◆ WORK ITEM
Would you give the data below back exactly as it reads?

Dataset entries:
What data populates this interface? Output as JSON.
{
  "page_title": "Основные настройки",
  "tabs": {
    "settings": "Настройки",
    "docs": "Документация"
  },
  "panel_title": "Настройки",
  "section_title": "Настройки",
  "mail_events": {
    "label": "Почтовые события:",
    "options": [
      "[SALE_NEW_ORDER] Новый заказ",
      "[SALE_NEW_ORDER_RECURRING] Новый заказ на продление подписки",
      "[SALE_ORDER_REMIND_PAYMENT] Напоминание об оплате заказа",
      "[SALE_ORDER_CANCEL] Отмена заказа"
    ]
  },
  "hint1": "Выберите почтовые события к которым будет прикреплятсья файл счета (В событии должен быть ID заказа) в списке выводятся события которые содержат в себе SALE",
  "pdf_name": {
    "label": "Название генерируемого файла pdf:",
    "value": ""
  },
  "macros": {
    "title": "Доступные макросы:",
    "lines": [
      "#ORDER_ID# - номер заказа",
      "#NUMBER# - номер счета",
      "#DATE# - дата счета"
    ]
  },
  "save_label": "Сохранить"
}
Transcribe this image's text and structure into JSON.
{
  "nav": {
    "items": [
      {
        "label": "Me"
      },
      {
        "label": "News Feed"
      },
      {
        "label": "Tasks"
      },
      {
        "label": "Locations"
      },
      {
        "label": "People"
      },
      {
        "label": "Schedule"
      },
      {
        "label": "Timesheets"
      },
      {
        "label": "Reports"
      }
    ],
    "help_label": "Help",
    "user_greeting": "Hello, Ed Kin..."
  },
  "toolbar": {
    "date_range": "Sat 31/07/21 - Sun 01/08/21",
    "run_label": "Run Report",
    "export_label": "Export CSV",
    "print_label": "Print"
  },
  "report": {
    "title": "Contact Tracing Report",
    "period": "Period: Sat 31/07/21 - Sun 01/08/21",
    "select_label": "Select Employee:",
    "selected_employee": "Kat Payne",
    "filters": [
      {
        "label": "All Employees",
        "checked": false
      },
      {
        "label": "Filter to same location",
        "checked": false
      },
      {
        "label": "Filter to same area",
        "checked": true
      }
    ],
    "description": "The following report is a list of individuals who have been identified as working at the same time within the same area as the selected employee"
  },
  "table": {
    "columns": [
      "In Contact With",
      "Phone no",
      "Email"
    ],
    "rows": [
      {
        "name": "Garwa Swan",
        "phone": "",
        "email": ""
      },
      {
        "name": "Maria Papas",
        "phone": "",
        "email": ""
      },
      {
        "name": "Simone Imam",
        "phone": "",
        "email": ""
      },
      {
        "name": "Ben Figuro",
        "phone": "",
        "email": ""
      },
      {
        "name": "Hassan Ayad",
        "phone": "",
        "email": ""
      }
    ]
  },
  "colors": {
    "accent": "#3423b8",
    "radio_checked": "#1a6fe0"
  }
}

◆ SOLUTION TO THE EXERCISE
What data populates this interface? Output as JSON.
{
  "page_title": "Основные настройки",
  "tabs": {
    "settings": "Настройки",
    "docs": "Документация"
  },
  "panel_title": "Настройки",
  "section_title": "Настройки",
  "mail_events": {
    "label": "Почтовые события:",
    "options": [
      "[SALE_NEW_ORDER] Новый заказ",
      "[SALE_NEW_ORDER_RECURRING] Новый заказ на продление подписки",
      "[SALE_ORDER_REMIND_PAYMENT] Напоминание об оплате заказа",
      "[SALE_ORDER_CANCEL] Отмена заказа"
    ]
  },
  "hint1": "Выберите почтовые события к которым будет прикреплятсья файл счета (В событии должен быть ID заказа) в списке выводятся события которые содержат в себе SALE",
  "pdf_name": {
    "label": "Название генерируемого файла pdf:",
    "value": ""
  },
  "macros": {
    "title": "Доступные макросы:",
    "lines": [
      "#ORDER_ID# - номер заказа",
      "#NUMBER# - номер счета",
      "#DATE# - дата счета"
    ]
  },
  "save_label": "Сохранить"
}
Transcribe this image's text and structure into JSON.
{
  "nav": {
    "items": [
      {
        "label": "Me"
      },
      {
        "label": "News Feed"
      },
      {
        "label": "Tasks"
      },
      {
        "label": "Locations"
      },
      {
        "label": "People"
      },
      {
        "label": "Schedule"
      },
      {
        "label": "Timesheets"
      },
      {
        "label": "Reports"
      }
    ],
    "help_label": "Help",
    "user_greeting": "Hello, Ed Kin..."
  },
  "toolbar": {
    "date_range": "Sat 31/07/21 - Sun 01/08/21",
    "run_label": "Run Report",
    "export_label": "Export CSV",
    "print_label": "Print"
  },
  "report": {
    "title": "Contact Tracing Report",
    "period": "Period: Sat 31/07/21 - Sun 01/08/21",
    "select_label": "Select Employee:",
    "selected_employee": "Kat Payne",
    "filters": [
      {
        "label": "All Employees",
        "checked": false
      },
      {
        "label": "Filter to same location",
        "checked": false
      },
      {
        "label": "Filter to same area",
        "checked": true
      }
    ],
    "description": "The following report is a list of individuals who have been identified as working at the same time within the same area as the selected employee"
  },
  "table": {
    "columns": [
      "In Contact With",
      "Phone no",
      "Email"
    ],
    "rows": [
      {
        "name": "Garwa Swan",
        "phone": "",
        "email": ""
      },
      {
        "name": "Maria Papas",
        "phone": "",
        "email": ""
      },
      {
        "name": "Simone Imam",
        "phone": "",
        "email": ""
      },
      {
        "name": "Ben Figuro",
        "phone": "",
        "email": ""
      },
      {
        "name": "Hassan Ayad",
        "phone": "",
        "email": ""
      }
    ]
  },
  "colors": {
    "accent": "#3423b8",
    "radio_checked": "#1a6fe0"
  }
}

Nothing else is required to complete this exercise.